For the entries below, state how many lines include the string "Tier", and write nothing besides that number.

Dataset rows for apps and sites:
○ ○ ○

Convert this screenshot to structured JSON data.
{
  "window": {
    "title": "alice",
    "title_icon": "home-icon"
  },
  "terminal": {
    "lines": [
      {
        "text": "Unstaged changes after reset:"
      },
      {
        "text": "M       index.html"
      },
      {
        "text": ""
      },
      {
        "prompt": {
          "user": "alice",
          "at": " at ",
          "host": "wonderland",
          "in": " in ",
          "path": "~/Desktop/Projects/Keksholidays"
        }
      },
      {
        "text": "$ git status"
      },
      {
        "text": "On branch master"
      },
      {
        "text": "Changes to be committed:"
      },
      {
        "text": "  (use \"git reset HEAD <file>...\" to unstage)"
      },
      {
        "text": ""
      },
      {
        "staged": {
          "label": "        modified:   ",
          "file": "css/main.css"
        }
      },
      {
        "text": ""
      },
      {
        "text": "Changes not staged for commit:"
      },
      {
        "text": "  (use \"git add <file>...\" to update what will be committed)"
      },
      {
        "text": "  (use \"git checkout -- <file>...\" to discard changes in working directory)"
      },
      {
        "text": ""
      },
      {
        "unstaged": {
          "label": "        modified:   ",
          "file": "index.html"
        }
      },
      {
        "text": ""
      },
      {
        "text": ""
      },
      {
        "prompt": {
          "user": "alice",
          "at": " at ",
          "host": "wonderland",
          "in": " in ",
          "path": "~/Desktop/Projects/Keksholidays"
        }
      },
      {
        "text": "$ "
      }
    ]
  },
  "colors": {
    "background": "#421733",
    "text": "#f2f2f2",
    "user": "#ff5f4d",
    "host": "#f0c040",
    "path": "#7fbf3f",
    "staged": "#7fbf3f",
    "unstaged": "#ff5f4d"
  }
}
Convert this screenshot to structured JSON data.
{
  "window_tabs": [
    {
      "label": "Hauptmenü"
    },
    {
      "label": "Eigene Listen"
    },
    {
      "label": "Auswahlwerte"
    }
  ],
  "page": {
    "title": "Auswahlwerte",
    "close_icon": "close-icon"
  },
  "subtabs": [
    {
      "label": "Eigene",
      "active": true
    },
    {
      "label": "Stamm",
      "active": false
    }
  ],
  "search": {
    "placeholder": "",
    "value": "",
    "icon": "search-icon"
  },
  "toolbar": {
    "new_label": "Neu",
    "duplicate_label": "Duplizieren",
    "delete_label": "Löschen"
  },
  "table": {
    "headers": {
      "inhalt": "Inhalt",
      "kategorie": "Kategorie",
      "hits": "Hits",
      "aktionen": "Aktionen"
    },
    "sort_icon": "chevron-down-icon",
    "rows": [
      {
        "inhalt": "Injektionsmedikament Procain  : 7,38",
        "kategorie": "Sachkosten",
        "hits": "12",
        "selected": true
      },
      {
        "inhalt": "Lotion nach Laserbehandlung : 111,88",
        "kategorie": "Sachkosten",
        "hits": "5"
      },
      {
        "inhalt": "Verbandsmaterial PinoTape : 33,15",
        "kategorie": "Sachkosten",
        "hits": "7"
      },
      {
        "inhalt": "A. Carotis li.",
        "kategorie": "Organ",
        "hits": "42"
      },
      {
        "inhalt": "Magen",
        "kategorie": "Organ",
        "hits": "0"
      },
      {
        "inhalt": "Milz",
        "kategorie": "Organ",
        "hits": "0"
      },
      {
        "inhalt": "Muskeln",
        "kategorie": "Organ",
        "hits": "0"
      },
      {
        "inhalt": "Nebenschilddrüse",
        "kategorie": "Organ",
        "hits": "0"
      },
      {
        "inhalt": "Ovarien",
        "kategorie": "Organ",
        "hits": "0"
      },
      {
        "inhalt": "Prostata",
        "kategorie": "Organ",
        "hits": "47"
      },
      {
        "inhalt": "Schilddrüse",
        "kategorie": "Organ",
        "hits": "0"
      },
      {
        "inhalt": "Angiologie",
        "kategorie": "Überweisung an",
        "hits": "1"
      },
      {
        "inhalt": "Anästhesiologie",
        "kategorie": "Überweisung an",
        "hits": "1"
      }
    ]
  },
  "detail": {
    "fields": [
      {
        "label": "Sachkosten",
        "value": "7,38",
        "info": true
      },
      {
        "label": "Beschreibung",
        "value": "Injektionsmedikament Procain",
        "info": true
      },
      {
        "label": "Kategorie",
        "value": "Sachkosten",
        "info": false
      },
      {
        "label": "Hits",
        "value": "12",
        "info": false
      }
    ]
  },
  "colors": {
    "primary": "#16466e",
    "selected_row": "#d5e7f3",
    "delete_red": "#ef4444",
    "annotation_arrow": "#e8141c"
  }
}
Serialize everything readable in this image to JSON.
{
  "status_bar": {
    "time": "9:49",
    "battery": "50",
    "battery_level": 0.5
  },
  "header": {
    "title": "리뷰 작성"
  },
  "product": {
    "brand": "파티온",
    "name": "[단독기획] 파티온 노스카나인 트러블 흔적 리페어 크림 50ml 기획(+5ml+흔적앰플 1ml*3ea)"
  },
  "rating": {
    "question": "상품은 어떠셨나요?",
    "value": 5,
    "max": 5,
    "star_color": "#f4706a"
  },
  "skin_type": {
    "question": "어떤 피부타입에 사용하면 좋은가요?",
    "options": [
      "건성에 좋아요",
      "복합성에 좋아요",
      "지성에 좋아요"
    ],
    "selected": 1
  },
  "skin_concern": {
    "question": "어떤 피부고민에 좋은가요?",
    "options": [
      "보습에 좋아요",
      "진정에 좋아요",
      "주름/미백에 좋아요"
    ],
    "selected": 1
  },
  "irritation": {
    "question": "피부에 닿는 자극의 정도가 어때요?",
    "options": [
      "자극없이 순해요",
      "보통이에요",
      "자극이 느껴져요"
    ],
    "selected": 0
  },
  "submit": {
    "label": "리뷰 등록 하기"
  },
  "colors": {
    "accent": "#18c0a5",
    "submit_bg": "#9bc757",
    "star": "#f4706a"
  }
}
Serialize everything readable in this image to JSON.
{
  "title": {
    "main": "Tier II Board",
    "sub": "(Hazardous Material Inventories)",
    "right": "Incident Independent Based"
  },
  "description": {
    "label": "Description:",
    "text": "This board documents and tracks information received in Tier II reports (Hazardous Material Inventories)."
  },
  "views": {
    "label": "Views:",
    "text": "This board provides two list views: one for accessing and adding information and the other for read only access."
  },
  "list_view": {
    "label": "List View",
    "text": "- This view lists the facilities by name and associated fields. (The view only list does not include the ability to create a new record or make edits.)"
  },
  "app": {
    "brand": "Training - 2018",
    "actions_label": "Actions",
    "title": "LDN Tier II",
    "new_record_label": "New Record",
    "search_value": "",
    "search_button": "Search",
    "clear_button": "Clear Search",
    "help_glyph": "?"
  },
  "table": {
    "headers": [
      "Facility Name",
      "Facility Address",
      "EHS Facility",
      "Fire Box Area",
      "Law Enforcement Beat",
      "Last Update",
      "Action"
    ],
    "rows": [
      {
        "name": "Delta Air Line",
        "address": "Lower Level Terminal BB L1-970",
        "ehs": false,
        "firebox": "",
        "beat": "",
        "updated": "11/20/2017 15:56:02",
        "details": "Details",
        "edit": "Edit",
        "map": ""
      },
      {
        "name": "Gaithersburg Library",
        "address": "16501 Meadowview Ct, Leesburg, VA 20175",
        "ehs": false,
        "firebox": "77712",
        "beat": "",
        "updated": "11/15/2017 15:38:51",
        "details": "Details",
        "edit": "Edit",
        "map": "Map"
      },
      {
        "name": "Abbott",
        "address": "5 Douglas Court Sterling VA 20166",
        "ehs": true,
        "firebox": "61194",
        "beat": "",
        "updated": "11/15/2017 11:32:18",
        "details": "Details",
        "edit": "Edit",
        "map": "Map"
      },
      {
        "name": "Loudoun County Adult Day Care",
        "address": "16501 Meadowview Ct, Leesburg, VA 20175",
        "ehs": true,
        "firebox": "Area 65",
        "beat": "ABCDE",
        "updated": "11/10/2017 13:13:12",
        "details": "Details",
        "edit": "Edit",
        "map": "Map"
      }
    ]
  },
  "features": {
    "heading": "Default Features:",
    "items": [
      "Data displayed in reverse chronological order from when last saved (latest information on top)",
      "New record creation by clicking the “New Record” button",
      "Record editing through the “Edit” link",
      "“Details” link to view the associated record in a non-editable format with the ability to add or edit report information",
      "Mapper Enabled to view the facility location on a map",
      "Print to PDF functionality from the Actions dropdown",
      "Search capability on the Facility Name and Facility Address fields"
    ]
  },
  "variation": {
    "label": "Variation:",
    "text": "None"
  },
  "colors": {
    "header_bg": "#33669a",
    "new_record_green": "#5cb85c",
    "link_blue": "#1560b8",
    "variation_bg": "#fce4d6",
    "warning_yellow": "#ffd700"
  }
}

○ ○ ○

- _Output of the task_: 3